Attendees of the 2013 Explore Design Home Tour, sponsored by American Institute of Architects (AIA) Seattle, will get up close and personal with Park Passive, one of seven homes on the Tour and the first home in Seattle to be designated as a Passive House in accordance with the requirements set by Passive House Academy as authorized by the Passivhaus Institut. Passivhaus sets international standards for a certification program by which ultra-low energy buildings are evaluated.
Three green roofs can be seen from many of the patients’ rooms at the new Penn State Hershey Children’s Hospital that was dedicated last November. A 6,000 square foot terrace green roof, with a deck that is accessible only to patients and families, utilizes the LiveRoof® Hybrid Green Roof System, a modular green roof system.
This 3,600 square feet home in Leon Springs, Texas is LEED Platinum-certified and features several affordable green building strategies that contribute to its net-zero water use. The homeowners asked architect Karla Greer (of Lake Flato Architects of San Antonio, Texas) for a sustainable home that celebrated nature and provided space for entertaining and energy-efficient living.
Last month, we posted an article about how to use interior sliding glass doors to increase home energy efficiencies in which we talked about how glass can add LEED points:
Glass doors can contribute to achieving U.S. Green Building Council’s Leadership in Energy and Environmental Design (LEED) ratings. Use of glass can add LEED points for reductions in lighting power density. Using glass, especially if it is made of recycled and recyclable materials, instead of drywall is a good, sustainable, and eco-friendly choice and will promote better indoor air quality by reducing the use of emitting materials such as adhesives and sealants.
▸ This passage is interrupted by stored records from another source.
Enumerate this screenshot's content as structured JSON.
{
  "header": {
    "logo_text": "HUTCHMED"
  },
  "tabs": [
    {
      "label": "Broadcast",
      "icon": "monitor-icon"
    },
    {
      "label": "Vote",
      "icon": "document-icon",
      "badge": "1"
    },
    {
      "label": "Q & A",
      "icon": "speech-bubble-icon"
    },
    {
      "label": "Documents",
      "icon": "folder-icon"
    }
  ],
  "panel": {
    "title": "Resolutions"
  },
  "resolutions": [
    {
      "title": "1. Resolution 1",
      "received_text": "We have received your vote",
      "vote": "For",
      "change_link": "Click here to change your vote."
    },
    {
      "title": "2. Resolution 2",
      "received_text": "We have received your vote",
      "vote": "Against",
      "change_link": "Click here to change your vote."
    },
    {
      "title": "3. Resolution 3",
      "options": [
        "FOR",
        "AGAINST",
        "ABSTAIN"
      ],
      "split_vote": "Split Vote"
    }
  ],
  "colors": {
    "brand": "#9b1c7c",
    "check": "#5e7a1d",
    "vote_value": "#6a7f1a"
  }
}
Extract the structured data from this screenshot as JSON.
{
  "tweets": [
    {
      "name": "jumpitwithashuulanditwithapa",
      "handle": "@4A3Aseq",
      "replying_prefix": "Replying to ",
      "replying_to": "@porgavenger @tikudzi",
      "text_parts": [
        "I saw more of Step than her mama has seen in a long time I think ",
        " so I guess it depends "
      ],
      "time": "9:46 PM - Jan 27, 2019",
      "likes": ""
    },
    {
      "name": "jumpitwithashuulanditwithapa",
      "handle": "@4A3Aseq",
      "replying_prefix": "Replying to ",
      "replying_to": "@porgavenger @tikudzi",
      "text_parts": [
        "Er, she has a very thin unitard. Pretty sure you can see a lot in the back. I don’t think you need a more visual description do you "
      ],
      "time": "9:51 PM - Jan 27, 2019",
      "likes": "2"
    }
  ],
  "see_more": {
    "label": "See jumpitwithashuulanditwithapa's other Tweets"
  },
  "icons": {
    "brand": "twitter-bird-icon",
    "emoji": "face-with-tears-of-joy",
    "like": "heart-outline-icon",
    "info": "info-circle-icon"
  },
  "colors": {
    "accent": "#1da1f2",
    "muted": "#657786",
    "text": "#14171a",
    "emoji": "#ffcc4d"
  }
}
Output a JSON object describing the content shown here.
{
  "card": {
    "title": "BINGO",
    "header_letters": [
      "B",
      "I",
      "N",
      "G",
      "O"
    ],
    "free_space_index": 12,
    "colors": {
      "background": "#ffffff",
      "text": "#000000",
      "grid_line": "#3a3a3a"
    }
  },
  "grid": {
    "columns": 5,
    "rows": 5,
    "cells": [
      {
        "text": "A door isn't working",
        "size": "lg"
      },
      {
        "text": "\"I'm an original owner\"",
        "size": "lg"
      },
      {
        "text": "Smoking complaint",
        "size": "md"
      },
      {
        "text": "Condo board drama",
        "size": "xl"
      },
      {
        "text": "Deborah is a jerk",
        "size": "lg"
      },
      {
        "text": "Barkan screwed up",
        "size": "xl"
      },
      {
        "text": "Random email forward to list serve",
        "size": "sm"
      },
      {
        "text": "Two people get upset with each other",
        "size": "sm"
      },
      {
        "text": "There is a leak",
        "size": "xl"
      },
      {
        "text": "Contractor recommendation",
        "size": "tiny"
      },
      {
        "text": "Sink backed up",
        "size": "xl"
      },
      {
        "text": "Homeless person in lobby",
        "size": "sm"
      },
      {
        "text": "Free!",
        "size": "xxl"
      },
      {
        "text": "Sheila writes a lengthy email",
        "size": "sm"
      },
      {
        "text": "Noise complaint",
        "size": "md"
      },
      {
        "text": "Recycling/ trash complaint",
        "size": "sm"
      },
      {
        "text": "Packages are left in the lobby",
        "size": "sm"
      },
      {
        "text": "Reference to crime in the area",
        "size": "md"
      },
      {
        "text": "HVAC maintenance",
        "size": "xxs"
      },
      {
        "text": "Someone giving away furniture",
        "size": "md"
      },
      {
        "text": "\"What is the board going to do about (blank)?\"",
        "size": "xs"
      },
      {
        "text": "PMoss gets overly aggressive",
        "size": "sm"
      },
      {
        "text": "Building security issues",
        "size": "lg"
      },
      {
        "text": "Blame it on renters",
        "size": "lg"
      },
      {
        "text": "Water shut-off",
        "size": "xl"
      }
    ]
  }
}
In new construction or renovations, smaller living spaces can be designed by reducing the access space that is required by traditional doors.
MossFrame, from Italy-based Benetti Stone, is a decorative interior wall panel that is embedded with self-sustaining, low-maintenance lichen that does not require water, sunlight, or pruning to grow in lush green patterns wherever a fifty-percent room moisture level can be maintained.
Casa CorManca is a sustainable home that was designed by Paul Cremoux Studio and is located in Mexico City, where sustainable construction has yet to make a significant impact on some of the world’s worst urban air pollution levels. Cremoux says that many of his clients do not yet realize the importance of a sustainable design strategy in heavily-populated city that is located in a hot, dry desert climate.